Most Labour MPs despise or are embarrassed by their leader. The MPs are divided and demoralised, with some pondering whether to follow Tristram Hunt and Jamie Reed (whose resignations created respectively the Stoke Central and Copeland by-elections) out of politics. The Corbynites are breaking up into factions (one hears talk of “hard” and “soft” Corbynites), and Corbyn himself is incapable of appealing to those who do not share his ideological convictions.
 
For now, the Labour leader retains the support of activists and members and, crucially, of Unite, Britain’s biggest union and the party’s paymaster. But even his friends must accept that he is leading the party in only one direction – into the abyss.
 
On the eve of the two by-elections, Corbyn posted a message on Facebook: “Whatever the results, the Labour Party – and our mass membership – must go further to break the failed political consensus, and win power to rebuild and transform Britain.”
 
The statement was received with derision on social media. The idea that Labour can win power any time soon (notwithstanding some black swan event) is magical thinking. Corbyn’s personal ratings among traditional working class semi-skilled and unskilled Labour voters are catastrophically poor. He appeals to students, affluent metropolitans with degrees, and minority groups. As for the majority of the electorate, forget it.
 
MPs are reluctant to challenge Jeremy Corbyn because they know any leadership contest would revitalize his leadership, as happened last summer when the Welsh MP Owen Smith mounted an ill-considered and doomed “coup”. Nor is there a pre-eminent candidate waiting in the shadows to strike, as Michael Heseltine was in the last years of the Thatcher administration.
 
So Labour will continue to be the Zombie Party: too weak to win but too strong to die. Its founding mission was to defend the labour interest and to create a fairer, more ethical society. But Labour has lost its role, its confidence and sense of purpose. Obsessed by identity liberalism, bewildered by Brexit and led by a radical socialist, Labour can only look on helplessly as the Tories start to win seats in its former heartlands and hunker down for another decade or more in power.
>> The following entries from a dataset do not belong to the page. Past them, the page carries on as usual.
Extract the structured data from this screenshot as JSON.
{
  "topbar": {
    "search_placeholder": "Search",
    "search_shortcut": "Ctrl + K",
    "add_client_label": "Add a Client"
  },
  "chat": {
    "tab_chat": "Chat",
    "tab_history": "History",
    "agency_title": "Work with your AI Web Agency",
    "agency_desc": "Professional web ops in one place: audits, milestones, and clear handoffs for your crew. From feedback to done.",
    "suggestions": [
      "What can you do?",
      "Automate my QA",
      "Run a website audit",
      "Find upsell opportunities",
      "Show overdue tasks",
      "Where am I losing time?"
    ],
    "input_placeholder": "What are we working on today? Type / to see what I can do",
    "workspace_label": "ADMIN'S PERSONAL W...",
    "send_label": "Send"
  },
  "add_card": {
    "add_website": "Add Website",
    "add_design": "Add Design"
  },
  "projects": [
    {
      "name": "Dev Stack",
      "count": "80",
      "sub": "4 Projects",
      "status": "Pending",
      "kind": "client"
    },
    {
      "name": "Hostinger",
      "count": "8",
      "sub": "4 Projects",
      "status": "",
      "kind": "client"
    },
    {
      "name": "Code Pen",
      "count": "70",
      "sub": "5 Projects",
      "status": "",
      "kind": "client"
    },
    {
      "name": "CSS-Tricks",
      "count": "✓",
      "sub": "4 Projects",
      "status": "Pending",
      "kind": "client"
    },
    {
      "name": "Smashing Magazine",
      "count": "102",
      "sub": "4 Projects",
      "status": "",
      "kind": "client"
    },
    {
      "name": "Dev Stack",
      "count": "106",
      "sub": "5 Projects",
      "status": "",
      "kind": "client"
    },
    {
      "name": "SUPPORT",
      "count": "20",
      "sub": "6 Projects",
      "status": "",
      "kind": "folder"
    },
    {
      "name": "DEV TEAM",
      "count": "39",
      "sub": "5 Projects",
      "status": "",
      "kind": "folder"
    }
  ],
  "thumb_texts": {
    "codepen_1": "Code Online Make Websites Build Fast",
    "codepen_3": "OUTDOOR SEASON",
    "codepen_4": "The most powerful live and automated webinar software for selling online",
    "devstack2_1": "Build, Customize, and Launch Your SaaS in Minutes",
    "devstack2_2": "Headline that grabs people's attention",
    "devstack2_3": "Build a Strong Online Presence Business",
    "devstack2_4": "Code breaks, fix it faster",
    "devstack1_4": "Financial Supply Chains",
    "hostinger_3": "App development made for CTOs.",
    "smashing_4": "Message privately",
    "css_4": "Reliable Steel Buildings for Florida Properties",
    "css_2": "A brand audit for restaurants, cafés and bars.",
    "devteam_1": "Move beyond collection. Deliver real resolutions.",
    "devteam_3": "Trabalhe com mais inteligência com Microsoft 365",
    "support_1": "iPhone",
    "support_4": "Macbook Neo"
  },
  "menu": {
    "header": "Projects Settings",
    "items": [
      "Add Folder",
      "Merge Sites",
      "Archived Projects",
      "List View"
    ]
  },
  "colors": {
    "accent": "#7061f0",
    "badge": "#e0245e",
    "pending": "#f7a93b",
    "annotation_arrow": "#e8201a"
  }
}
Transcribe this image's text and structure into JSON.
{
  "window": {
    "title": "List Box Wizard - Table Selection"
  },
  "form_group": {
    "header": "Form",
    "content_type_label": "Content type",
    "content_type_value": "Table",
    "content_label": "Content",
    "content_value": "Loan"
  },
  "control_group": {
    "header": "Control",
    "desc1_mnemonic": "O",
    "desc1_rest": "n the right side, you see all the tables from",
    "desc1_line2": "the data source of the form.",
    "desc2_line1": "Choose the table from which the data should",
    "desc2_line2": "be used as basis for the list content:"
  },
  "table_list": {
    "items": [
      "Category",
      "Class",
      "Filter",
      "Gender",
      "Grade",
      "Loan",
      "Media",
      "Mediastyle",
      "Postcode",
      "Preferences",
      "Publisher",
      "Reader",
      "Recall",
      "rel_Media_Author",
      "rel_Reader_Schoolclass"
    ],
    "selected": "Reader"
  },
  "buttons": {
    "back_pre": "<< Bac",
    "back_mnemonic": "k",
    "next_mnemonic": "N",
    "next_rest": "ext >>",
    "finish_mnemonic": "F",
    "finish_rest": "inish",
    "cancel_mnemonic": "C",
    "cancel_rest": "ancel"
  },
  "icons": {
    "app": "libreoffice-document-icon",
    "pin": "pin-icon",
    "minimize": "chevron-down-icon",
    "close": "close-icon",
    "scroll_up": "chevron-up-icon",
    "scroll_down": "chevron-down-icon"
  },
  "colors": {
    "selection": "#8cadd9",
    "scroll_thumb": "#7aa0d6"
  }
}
This column was originally published in the London Evening Standard.

Jason Cowley is editor of the New Statesman. He has been the editor of Granta, a senior editor at the Observer and a staff writer at the Times.